"Section 215: He shall supervise the testing of new and repaired apparatus, raising devices, etc., before they are put into service.
"Section 216: He shall assist in training programs when ordered by the Chief Engineer.
"Section 217: He shall make routine reports and recommendations, and any others requested or necessary for the good of the service.
"Section 218: He shall cause to be kept proper records of the activities of the Mechanical Division.
"Section 219: He shall perform such other duties and related work as required."
Manifestly, if respondent did not efficiently operate the repair shop of which he was in charge, the extinguishing of fires in the city of Los Angeles would be seriously impaired. It is also without contradiction in the record that respondent, at the direction of the chief engineer, prepared and delivered a course of lectures and instructions to the uniformed fire fighters to familiarize them with the operation of pumps and other fire extinguishing equipment.

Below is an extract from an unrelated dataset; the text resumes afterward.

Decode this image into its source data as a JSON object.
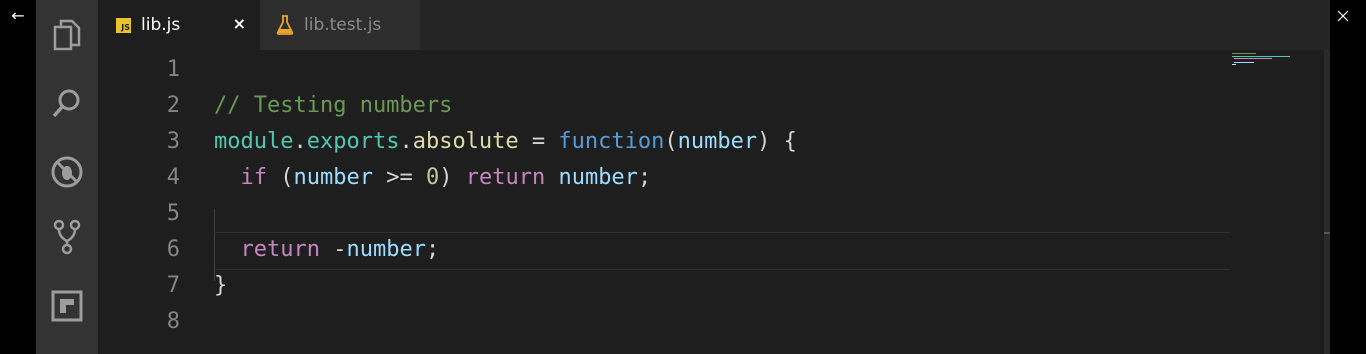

 Appellants next contend that the trial court erred in denying their motion to bring in, as parties of this proceeding, all employees in the machine shop of the fire department who actually do the work which respondent supervises. We cannot see wherein the rights of others employed under respondent's supervision in the fire department machine shop were in any way affected or prejudiced by the instant action or the judgment rendered therein. This for the reason that respondent is the sole and only occupant of the position of Superintendent of Automotive Equipment, and, as heretofore noted, the question presented to the court was limited to a determination of whether the duties of the occupant of this single position have a substantial connection, either direct or indirect, with the prevention or extinguishing of fires. Other employees, occupying different classifications and performing different tasks, not being bound by the judgment declaring respondent's rights in the position and classification he occupies, were not necessary or even proper parties. Appellants' motion was properly denied.  Appellants' final contention is that the court erred in finding and determining that the written declaration executed and filed by respondent, on or about November 28, 1941, with the Board of Administration of the City Employees' Retirement System, did not cause respondent to become a member of said Employees' Retirement System. In this regard, the record discloses the following as having occurred at the trial:
"MR. SCOTT (One of Counsel for respondent): May I offer a stipulation, if they are willing to stipulate that at the time he signed this so-called declaration to the Board of City Employees' Retirement Association System, he did not waive his rights to being a member of the Fire and Police Pension System and his rights under that system?
"MR. TULLY (Deputy City Attorney): That is correct."
Following such stipulation, the court, upon motion of appellants themselves, ordered that their defense based upon waiver be stricken from their answer. Similar action was taken as to all testimony relating to the subject of waiver. Appellants, therefore, were not prejudiced in any way by the aforesaid finding and determination that the waiver in question did not deprive respondent of his right to assert his claim for a pension under the Fire and Police Pension System. In their briefs, appellants concede that respondent did not waive any rights to his membership in the Fire and Police Pension System in filing his declaration with the City Employees' Retirement System, and that should the court determine, as it did, that respondent was entitled to the benefits of the Fire and Police Pension System, his application for membership in the City Employees' Retirement System was without any force or effect.
The judgment is affirmed.
York, P.J., and Doran, J., concurred.